Why should we care about non-native invasive plant species?
Non-native invasive plants pose a major threat on a national scale to our native plants. Across the U.S., invasive plants are estimated to occur on 7 million acres of our national parklands, and at least 1.5 million acres are severely infested. In addition to federal lands, state and private lands are also plagued with invasive/non-native plants and having potentially even higher infestation rates. This problem is an expensive one. The economic cost to remove invasive plants is estimated at more than $34 billion per year, and the costs continue to grow.
When established, the non-native invasive plant species are harmful to our natural ecosystems. For example, non-native invasive plants can greatly impact the health and regeneration of forest lands by spreading into the understory of a forest and suppressing native plants and wildlife dependent on them. These species will destroy or replace native food sources, making the ecosystem less diverse and more susceptible to further disturbances, such as disease and fire.
Why should we restore native plant communities?
Native plants have extensive root systems control erosion, moderate floods, filter water to improve water quality, decrease the amount of water needed for landscape maintenance, and sequester carbon to combat climate change. Native plants are important for biodiversity and provide food and habitat for pollinators and wildlife. In North America, a native plant is defined as an indigenous grass, shrub, vine, tree or herbaceous flora species present in a habitat or ecosystem prior to the arrival of European settlers on the continent.
Why should you get involved?
We believe that engaging our neighbors and challenging them to learn about local native and non-native invasive plants and to repair their own spaces, we hope to create a movement that will have the greatest impact on invasive plant populations. We hope that volunteers and partners will take new knowledge and enthusiasm to their own homes and communities and continue the efforts there.
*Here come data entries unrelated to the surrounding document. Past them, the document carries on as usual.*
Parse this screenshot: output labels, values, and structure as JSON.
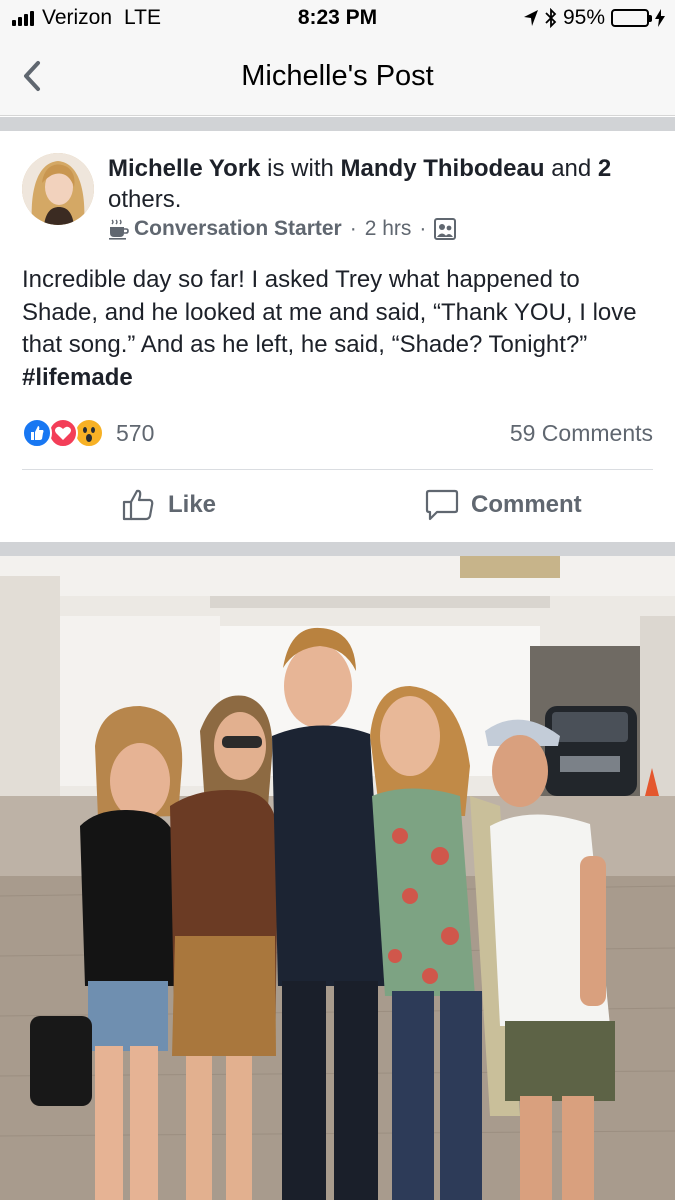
{
  "status_bar": {
    "carrier": "Verizon",
    "network": "LTE",
    "time": "8:23 PM",
    "battery_percent": "95%",
    "battery_level": 0.95,
    "icons": [
      "signal-icon",
      "location-arrow-icon",
      "bluetooth-icon",
      "battery-icon",
      "charging-bolt-icon"
    ]
  },
  "nav": {
    "title": "Michelle's Post",
    "back_icon": "chevron-left-icon"
  },
  "post": {
    "author": "Michelle York",
    "with_text": " is with ",
    "tagged": "Mandy Thibodeau",
    "and_text": " and ",
    "others_count": "2",
    "others_text": "others",
    "period": ".",
    "activity": "Conversation Starter",
    "activity_icon": "coffee-cup-icon",
    "time": "2 hrs",
    "privacy_icon": "friends-icon",
    "body": "Incredible day so far! I asked Trey what happened to Shade, and he looked at me and said, “Thank YOU, I love that song.” And as he left, he said, “Shade? Tonight?” ",
    "hashtag": "#lifemade",
    "reactions": {
      "types": [
        "like",
        "love",
        "wow"
      ],
      "count": "570"
    },
    "comments": "59 Comments",
    "actions": {
      "like": "Like",
      "comment": "Comment"
    }
  },
  "colors": {
    "like_blue": "#1877f2",
    "love_red": "#f33e58",
    "wow_yellow": "#f7b125",
    "text_primary": "#1d2129",
    "text_secondary": "#606770",
    "battery_green": "#4cd964"
  }
}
The Weed Wrangle® sites will be the direct beneficiaries of the project. But, equally important is the indirect and long term benefit. It is clear that a broad-based and ongoing group effort will be key to controlling the spread of invasive plants. State, federal, and private natural resource managers have worked together to reduce populations of non-native invasive plants for years, but often the scale of the cooperative effort is confined by political or land ownership boundaries. Even the diligent, intensive control efforts of land managers won’t be successful in the long run, if non-native invasive plants can find refuge on a neighboring property. Only together can we control the spread of non-native invasive plants.